[Opening Available records section]

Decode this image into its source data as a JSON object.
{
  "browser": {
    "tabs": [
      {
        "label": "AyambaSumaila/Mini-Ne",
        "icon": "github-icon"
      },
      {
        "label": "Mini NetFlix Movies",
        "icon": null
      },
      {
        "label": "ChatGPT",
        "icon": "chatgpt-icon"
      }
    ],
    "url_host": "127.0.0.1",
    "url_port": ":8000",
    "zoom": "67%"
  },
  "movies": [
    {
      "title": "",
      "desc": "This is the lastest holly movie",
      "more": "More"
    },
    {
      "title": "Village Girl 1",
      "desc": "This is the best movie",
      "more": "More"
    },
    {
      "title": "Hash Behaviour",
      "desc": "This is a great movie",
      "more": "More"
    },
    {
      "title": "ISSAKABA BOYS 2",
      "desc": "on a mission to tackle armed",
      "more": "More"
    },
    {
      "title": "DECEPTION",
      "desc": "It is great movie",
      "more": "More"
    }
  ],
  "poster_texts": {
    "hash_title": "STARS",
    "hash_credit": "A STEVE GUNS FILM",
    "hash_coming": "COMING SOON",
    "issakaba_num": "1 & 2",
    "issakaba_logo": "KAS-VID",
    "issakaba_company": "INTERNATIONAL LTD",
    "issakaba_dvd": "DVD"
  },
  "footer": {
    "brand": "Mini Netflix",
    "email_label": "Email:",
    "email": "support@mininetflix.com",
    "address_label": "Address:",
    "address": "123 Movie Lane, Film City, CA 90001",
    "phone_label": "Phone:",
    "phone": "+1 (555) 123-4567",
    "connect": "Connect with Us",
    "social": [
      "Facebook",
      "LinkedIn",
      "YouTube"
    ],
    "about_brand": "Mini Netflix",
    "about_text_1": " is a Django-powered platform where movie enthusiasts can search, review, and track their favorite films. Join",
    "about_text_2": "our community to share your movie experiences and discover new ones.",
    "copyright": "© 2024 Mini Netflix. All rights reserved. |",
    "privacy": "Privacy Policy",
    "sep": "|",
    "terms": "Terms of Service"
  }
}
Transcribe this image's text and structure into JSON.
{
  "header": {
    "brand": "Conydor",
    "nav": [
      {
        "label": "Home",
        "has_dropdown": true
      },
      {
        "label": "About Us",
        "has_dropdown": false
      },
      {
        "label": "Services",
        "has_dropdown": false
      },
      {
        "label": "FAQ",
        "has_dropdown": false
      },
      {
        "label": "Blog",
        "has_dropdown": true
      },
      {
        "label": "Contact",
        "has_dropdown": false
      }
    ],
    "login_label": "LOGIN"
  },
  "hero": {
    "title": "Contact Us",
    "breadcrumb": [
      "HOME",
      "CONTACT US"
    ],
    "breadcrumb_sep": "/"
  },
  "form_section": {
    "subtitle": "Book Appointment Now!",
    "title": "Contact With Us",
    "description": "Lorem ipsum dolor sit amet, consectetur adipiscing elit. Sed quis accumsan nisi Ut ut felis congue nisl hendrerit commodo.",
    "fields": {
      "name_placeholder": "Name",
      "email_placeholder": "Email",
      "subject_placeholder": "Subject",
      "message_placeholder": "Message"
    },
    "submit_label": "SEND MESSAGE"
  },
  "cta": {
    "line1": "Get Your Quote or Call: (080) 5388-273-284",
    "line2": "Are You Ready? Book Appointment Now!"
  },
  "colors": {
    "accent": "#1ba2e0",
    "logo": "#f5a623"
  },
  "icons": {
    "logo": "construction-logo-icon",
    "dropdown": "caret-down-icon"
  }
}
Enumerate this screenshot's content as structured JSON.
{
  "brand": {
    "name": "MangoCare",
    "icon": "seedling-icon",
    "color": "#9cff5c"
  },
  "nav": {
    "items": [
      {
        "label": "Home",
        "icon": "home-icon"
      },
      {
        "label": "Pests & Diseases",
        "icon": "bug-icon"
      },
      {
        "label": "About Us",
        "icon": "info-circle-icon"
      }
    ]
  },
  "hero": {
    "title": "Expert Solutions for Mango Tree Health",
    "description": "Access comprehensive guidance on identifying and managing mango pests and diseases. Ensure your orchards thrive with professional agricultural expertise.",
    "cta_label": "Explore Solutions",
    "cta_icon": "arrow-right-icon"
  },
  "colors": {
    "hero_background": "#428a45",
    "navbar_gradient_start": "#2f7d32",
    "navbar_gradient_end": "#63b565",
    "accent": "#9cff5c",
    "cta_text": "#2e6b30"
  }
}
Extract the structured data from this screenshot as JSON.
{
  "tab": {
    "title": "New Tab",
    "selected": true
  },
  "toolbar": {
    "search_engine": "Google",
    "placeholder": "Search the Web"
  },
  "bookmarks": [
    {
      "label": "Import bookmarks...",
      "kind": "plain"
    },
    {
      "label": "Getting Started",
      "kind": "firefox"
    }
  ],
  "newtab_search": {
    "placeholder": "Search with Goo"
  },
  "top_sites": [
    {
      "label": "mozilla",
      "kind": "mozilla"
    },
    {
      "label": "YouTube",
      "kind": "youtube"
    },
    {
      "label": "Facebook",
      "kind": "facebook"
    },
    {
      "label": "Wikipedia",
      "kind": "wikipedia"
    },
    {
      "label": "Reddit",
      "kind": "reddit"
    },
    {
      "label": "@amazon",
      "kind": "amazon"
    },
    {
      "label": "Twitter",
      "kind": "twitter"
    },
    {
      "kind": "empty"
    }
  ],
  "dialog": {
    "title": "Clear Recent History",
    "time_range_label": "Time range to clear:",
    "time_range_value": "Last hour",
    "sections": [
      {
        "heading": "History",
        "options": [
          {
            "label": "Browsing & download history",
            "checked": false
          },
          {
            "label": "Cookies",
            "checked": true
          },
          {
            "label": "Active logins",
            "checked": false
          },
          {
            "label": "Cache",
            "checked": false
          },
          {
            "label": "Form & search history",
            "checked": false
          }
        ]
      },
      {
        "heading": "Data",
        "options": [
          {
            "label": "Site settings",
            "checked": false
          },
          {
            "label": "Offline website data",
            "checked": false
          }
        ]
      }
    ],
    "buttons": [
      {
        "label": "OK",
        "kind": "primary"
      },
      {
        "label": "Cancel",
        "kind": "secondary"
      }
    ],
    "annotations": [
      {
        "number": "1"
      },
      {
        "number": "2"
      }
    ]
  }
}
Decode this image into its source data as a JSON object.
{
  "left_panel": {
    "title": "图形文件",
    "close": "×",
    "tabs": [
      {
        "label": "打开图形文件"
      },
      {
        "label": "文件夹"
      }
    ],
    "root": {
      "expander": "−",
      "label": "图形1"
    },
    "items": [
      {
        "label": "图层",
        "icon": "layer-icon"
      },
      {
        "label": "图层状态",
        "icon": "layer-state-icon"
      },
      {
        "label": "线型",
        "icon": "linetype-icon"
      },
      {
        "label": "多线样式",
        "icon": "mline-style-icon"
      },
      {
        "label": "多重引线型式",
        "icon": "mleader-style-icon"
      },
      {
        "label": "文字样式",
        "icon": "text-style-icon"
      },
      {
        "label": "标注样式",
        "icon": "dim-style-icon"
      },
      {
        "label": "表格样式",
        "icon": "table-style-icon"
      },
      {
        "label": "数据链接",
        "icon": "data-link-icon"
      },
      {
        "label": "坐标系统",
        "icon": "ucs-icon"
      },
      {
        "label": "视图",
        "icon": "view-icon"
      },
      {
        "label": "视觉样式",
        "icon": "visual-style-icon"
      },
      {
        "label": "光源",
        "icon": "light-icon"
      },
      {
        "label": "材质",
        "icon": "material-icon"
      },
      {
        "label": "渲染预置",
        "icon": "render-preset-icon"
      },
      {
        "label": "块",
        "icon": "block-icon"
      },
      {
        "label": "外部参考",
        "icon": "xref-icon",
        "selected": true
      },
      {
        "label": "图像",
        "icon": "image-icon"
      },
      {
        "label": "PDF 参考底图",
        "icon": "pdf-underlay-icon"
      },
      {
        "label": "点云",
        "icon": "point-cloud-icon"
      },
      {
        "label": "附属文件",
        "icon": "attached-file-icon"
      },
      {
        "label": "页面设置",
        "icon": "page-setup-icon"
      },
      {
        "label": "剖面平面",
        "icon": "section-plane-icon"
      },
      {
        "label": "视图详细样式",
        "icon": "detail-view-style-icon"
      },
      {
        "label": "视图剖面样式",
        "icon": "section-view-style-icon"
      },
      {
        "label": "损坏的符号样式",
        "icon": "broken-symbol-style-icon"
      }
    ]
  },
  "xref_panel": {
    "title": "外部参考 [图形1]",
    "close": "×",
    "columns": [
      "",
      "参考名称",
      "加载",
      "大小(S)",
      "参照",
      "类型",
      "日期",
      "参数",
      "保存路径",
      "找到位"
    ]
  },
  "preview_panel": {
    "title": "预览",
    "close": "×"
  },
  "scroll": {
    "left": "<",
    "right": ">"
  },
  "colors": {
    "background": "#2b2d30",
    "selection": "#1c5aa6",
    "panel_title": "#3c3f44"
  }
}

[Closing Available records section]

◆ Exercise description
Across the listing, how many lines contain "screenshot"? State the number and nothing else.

◆ Expected answer
2